Kentucky Geological Survey Bulletin
Tectonic Implications of Erosional and Depositional Features in Upper Meramecian and Lower Chesterian (Mississippian) Rocks of South-Central and East-Central Kentucky
Erosional and depositional features in upper Meramecian and lower Chesterian (Mississippian) carbonate rocks of south-central and east-central Kentucky suggest the influence of coeval structural activity. The study area, which extends from Pulaski County northeastward into Powell County, is underlain by (1) the Greenwood Anomaly, a large north-trending gravity anomaly, which probably represents part of a Precambrian rift system, and (2) the western part of the Rome Trough, an east-trending graben-like structure, which represents a Late Precambrian to Cambrian continental rift zone. The study focused on the St. Louis Limestone and lower Monteagle Limestone of south-central Kentucky and correlative carbonate rocks of the Slade Formation in east-central Kentucky.
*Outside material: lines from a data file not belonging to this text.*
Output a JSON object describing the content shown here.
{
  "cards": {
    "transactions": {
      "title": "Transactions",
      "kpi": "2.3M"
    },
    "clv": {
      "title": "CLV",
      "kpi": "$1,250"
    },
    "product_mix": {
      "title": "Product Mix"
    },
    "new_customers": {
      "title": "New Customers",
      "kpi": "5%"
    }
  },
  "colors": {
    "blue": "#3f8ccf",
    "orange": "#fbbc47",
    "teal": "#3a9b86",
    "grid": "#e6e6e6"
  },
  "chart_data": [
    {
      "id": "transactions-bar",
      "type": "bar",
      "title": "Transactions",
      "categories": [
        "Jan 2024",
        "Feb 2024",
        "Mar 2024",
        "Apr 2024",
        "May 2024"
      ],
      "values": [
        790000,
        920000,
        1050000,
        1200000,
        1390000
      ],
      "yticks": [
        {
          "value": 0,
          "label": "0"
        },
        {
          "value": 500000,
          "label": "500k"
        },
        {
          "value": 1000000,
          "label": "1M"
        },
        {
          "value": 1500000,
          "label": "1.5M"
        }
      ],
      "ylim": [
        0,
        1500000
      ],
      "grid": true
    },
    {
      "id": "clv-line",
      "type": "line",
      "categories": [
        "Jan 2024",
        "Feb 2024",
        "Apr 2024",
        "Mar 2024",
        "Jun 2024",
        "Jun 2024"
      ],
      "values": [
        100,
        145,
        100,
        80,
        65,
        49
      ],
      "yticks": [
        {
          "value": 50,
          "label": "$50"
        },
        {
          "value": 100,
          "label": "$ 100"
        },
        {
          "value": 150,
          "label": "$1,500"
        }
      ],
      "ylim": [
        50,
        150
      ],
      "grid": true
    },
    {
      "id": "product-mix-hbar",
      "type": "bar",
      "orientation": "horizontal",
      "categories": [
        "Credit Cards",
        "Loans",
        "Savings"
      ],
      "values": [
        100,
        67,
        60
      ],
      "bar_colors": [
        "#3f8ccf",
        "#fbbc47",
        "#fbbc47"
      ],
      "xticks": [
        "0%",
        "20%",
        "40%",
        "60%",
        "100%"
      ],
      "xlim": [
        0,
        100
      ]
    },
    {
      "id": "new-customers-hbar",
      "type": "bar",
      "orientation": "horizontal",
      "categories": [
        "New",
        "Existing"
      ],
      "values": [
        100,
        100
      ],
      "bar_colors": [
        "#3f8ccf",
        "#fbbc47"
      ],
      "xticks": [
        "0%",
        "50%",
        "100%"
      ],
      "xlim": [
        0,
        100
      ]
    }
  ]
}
Several lines of evidence suggest Mississippian reactivation of rift-related faults associated with the Greenwood Anomaly and the Grenville Front, which extends along the west side of the anomaly: (1) local subaerial exposure of St. Louis sediments, (2) local depositional thinning of lower Monteagle sediments, (3) relatively widespread erosion during early Monteagle time, and (4) thickness variation in Mississippian units across the anomaly.
In east-central Kentucky, erosional and depositional features suggest Mississippian movement along the Locust Branch and Glencairn Faults of the Irvine-Paint Creek Fault System in the interior of the Rome Trough during deposition of the Slade Formation. Reactivation along the projected trend of the Locust Branch Fault in Estill and Jackson Counties apparently resulted in (1) abrupt thinning of the Renfro Member, (2) penecontemporaneous soft-sediment deformation of Big Sinking bed deposits, and (3) extensive erosion of the Burnside member. Movement along the Glencairn Fault in Powell and Wolfe Counties is indicated by more pronounced erosion of the Burnside member along the border of the upthrown side.
Mississippian reactivation of faults apparently was caused by migration of lithospheric bulges through the area. Based on recent investigations that relate Mississippian depositional sequence to lithospheric flexure, passage of an east-migrating, relaxation-phase, Acadian bulge and a north-migrating Ouachita bulge seems to have been contemporaneous with the fault movements and may explain evidence of fault reactivation and its consequences on Mississippian carbonate deposition in the area.
Digital Object Identifier (DOI)
© 1999 Kentucky Geological Survey, University of Kentucky